*PROBLEM TO SOLVE*.
Keyword search on "sauce": report each line of the records that contains it.

(Web page and app entries)
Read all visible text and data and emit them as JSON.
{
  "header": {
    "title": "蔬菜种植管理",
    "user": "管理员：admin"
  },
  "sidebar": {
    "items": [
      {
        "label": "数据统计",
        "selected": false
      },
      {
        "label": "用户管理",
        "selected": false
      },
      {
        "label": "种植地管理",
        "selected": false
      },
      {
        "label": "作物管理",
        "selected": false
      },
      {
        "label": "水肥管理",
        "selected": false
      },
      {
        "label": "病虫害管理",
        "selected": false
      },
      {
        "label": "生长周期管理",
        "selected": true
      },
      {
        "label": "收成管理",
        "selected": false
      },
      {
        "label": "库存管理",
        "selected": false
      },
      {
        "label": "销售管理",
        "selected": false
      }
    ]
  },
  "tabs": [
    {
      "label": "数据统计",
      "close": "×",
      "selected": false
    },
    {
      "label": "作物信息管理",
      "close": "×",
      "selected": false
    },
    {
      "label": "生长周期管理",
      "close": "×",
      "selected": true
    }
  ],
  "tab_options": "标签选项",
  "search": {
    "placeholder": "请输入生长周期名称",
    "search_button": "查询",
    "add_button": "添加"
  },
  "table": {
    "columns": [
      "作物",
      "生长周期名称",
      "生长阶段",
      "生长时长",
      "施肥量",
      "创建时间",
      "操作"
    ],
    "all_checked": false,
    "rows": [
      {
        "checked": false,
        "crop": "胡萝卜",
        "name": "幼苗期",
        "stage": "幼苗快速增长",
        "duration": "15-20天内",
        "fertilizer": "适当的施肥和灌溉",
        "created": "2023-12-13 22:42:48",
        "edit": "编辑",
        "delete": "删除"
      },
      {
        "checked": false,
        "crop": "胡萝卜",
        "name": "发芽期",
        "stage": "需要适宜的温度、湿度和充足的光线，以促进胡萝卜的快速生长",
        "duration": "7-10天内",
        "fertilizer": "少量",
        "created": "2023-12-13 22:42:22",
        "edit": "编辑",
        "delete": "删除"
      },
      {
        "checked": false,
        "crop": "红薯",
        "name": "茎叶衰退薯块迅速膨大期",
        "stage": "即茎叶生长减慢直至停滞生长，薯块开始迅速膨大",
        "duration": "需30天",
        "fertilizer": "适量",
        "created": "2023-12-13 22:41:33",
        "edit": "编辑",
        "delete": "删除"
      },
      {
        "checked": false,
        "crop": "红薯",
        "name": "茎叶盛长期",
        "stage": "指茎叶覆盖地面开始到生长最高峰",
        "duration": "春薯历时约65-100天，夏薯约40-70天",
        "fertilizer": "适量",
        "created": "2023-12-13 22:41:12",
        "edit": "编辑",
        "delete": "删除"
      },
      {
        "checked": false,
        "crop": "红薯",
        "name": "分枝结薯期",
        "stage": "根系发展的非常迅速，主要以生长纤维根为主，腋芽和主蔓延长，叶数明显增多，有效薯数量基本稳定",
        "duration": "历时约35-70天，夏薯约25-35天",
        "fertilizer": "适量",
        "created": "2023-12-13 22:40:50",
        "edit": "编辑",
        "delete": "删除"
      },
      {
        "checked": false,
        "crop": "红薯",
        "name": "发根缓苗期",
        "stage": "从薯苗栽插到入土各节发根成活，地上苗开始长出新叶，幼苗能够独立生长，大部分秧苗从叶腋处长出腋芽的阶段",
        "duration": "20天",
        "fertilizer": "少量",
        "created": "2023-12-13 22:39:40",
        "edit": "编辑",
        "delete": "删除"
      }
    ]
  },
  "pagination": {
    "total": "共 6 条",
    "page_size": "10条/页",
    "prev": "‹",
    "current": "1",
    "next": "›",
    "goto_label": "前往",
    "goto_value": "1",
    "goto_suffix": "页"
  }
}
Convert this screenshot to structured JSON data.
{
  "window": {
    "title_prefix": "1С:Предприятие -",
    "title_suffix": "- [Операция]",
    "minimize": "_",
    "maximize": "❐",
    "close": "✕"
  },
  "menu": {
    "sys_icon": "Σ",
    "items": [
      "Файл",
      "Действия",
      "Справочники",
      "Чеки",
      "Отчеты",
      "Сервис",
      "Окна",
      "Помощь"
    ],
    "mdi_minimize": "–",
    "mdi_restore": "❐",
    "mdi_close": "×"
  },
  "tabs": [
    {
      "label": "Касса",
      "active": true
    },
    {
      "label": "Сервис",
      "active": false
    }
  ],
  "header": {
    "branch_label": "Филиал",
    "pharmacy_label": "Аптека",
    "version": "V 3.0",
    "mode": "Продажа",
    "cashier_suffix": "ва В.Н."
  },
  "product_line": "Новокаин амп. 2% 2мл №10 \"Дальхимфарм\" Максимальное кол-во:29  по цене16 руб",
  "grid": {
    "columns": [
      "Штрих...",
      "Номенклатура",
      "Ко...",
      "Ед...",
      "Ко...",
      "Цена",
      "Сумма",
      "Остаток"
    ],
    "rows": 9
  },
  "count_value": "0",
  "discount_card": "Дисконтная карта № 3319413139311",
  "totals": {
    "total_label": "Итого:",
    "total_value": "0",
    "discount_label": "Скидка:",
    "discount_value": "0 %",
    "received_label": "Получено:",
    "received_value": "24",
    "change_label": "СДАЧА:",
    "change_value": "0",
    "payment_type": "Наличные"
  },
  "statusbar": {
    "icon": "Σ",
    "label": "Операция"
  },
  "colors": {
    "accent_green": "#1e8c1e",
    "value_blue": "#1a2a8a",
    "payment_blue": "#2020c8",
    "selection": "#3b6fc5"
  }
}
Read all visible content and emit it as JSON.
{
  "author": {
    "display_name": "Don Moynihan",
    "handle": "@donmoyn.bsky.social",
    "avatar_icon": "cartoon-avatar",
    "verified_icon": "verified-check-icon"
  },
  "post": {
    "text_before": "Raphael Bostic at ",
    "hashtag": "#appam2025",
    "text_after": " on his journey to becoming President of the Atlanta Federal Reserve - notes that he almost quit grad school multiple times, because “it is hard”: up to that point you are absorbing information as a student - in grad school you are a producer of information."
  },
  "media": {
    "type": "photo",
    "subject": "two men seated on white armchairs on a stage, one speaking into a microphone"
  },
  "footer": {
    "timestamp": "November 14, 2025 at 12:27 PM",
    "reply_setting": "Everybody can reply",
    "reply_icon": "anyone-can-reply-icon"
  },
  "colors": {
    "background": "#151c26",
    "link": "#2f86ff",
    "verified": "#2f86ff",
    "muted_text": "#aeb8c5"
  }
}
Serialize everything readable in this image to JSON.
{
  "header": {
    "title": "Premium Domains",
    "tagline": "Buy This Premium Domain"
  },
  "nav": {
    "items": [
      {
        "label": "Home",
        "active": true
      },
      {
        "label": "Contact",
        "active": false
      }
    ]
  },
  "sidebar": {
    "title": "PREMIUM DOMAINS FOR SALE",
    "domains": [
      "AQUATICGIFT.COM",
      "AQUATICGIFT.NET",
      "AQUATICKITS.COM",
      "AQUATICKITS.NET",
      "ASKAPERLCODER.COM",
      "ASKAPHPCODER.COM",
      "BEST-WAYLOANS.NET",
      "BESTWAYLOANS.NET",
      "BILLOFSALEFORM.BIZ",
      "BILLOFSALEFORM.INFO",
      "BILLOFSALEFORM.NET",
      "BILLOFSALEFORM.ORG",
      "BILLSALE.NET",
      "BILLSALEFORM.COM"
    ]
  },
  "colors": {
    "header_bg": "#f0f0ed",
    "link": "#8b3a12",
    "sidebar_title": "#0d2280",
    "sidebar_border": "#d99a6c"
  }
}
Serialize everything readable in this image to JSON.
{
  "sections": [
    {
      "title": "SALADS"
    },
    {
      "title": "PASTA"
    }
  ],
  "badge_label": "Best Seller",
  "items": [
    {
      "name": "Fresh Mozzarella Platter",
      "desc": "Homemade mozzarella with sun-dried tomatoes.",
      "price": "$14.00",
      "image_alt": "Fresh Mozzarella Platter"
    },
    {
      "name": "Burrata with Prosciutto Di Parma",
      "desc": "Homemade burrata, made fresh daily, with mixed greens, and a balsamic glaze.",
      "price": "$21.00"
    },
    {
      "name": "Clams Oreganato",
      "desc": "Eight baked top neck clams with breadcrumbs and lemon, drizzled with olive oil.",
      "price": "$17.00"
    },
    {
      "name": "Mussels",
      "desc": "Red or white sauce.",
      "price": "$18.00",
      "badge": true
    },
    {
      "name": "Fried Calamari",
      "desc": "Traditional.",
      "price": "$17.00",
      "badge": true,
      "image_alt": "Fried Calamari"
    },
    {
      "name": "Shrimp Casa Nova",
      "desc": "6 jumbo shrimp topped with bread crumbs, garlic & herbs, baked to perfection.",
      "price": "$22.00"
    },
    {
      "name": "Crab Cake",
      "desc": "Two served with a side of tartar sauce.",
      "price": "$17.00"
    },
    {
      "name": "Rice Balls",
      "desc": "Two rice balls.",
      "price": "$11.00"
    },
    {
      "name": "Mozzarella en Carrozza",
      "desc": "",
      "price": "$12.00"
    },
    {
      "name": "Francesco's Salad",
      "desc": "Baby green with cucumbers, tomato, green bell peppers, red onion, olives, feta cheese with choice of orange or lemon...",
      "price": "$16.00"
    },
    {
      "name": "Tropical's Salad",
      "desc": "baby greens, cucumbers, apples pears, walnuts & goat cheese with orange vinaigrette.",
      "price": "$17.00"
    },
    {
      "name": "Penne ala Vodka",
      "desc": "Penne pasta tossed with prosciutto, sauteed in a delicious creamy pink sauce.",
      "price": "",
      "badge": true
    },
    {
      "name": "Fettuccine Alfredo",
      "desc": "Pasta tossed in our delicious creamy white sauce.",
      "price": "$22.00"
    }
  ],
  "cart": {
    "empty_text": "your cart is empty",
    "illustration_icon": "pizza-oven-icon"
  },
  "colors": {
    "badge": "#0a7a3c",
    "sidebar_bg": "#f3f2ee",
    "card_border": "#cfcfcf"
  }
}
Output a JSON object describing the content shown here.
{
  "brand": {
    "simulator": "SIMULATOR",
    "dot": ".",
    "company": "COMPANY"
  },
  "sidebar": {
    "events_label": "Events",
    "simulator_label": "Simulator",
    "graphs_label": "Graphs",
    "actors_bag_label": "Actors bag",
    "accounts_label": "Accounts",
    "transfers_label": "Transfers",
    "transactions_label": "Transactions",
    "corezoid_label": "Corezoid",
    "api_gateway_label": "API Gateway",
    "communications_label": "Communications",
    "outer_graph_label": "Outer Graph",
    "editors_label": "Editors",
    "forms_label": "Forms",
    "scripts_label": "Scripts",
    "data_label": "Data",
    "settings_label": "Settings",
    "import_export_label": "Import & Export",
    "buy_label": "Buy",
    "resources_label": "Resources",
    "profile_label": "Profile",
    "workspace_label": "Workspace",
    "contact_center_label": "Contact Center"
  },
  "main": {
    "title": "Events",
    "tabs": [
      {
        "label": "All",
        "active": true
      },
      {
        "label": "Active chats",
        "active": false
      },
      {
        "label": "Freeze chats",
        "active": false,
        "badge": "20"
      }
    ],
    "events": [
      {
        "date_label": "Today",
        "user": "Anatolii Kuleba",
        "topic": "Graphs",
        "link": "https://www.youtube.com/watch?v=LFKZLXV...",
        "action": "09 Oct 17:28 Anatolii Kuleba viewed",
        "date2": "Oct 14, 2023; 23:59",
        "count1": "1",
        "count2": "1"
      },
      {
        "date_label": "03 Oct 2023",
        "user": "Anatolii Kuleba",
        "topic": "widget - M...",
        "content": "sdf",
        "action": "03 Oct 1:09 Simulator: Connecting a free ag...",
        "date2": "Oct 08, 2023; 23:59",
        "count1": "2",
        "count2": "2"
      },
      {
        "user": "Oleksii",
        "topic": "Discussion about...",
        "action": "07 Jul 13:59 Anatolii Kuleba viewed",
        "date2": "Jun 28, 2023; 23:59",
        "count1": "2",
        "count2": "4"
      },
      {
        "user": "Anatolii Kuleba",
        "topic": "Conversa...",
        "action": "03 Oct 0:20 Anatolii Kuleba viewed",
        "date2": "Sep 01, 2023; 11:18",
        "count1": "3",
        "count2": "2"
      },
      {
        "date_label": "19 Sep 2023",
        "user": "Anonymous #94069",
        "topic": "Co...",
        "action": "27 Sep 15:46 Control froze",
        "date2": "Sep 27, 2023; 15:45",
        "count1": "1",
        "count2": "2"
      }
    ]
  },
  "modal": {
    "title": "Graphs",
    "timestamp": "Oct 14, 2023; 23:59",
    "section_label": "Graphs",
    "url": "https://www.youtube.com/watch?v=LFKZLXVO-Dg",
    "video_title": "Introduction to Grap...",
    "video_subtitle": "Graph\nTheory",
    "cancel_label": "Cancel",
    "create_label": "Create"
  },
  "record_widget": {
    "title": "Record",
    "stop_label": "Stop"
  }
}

*EXERCISE OUTPUT*.
      "desc": "Red or white sauce.",
      "desc": "Two served with a side of tartar sauce.",
      "desc": "Penne pasta tossed with prosciutto, sauteed in a delicious creamy pink sauce.",
      "desc": "Pasta tossed in our delicious creamy white sauce.",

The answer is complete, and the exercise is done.